Polar Body: Definition, Formation & Twinning

An error occurred trying to load this video.

Try refreshing the page, or contact customer support.

Coming up next: Cnidaria Respiratory System

You're on a roll. Keep up the good work!

Take Quiz Watch Next Lesson
Your next lesson will play in 10 seconds
  • 0:00 What are Polar Bodies?
  • 0:23 How are Polar Bodies Formed?
  • 2:47 Polar Bodies and Twinning
  • 3:41 Lesson Summary
Save Save Save

Want to watch this again later?

Log in or sign up to add this lesson to a Custom Course.

Log in or Sign up

Speed Speed

Recommended Lessons and Courses for You

Lesson Transcript
Instructor: Shannon Compton

Shannon teaches Microbiology and has a Master's and a PhD in Biomedical Science. She also researches cancer and neurodegenerative diseases.

This lesson describes polar bodies. It answers two questions: what are they, and how do they form? It then describes how twins might arise because of polar body formation.

What Are Polar Bodies?

In the early 20th Century, scientists identified polar bodies for the first time. They were described as non-functioning egg cells because, with rare exception, they could not be fertilized. Instead, fusion with a polar body and a sperm typically caused the polar body to dissolve.

How Are Polar Bodies Formed?

So, how are polar bodies formed? Your DNA is stored in the nucleus of your cells as chromosomes. The DNA in each of your cells is a combination of your father's and your mother's DNA. Your parents' DNA was combined during fertilization, but if you think about this for a moment, you realize that your parents are a combination of their parents. They, in turn, are a combination of their parents. If you think about all the generations that led to you, you may start to wonder how all that DNA can fit inside each of your cells.

In truth, it doesn't. Your cells exist in a state called diploid.

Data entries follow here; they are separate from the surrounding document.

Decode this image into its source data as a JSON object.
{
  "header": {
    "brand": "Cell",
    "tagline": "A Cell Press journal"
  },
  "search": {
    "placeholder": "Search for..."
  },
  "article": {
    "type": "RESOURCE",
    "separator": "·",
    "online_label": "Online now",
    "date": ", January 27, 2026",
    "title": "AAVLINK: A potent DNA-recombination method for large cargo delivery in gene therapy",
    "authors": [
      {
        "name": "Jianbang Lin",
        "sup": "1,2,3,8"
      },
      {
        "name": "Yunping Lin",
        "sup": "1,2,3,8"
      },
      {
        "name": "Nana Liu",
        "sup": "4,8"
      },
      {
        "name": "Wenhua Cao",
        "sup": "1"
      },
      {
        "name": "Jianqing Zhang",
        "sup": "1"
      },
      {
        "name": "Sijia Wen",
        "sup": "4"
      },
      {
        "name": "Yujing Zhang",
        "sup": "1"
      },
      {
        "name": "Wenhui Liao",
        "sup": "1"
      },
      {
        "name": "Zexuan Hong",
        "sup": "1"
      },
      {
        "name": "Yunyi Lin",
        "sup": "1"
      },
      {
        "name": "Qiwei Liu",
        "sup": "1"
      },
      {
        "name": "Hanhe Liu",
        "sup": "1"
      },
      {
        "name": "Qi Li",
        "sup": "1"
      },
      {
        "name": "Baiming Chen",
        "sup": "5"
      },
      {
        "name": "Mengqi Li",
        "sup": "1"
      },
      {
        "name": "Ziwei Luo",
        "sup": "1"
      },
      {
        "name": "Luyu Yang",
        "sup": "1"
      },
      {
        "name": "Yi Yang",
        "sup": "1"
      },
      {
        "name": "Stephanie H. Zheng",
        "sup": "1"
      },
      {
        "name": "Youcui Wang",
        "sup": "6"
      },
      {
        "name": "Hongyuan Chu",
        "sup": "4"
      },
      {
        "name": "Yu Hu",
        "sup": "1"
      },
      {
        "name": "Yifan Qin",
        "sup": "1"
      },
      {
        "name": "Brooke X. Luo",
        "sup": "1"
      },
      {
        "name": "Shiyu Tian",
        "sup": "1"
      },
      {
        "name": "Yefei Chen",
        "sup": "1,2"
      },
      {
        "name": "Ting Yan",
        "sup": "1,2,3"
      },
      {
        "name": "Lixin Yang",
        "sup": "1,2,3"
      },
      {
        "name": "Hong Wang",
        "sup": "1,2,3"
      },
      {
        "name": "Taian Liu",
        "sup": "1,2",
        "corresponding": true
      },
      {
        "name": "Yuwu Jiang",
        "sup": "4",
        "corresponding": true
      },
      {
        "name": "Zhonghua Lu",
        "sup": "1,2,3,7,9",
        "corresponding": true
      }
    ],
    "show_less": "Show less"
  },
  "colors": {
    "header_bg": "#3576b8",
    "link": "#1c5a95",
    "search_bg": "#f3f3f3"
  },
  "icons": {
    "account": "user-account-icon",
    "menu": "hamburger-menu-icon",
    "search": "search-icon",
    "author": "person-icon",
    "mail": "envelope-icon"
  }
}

This means that each chromosome has a duplicate. We refer to these as chromosome pairs. One of the chromosomes in a pair comes from your father and the other from your mother. So, you actually inherit half of each parent's DNA.

How does this happen if your parents' cells are also diploid? How do their cells become haploid, having half the usual number of chromosomes? The secret lies in the way egg and sperm cells divide. Somatic cells, which are all the cells in your body except egg or sperm cells, undergo a type of cell division that makes two daughter cells that are diploid. This type of cell division is called mitosis. Egg and sperm undergo a type of division called meiosis, which can be divided into two stages. This is the type of cell division that results in haploid cells.

This type of cell division also results in polar bodies. When an immature egg cell, primary oocyte, undergoes its first division (meiosis 1) the daughter cells are diploid, so their DNA is equal. However, their cellular contents, cytoplasm, do not divide evenly. As a result, one cell is significantly smaller than the other. The smaller cell is called a primary polar body. The cell with most of cytoplasm is called a secondary oocyte.

To unlock this lesson you must be a Study.com Member.
Create your account

Register to view this lesson

Are you a student or a teacher?

Unlock Your Education

See for yourself why 30 million people use Study.com

Become a Study.com member and start learning now.
Become a Member  Back
What teachers are saying about Study.com
Try it risk-free for 30 days

Earning College Credit

Did you know… We have over 200 college courses that prepare you to earn credit by exam that is accepted by over 1,500 colleges and universities. You can test out of the first two years of college and save thousands off your degree. Anyone can earn credit-by-exam regardless of age or education level.

To learn more, visit our Earning Credit Page

Transferring credit to the school of your choice

Not sure what college you want to attend yet? Study.com has thousands of articles about every imaginable degree, area of study and career path that can help you find the school that's right for you.

Create an account to start this course today
Try it risk-free for 30 days!
Create an account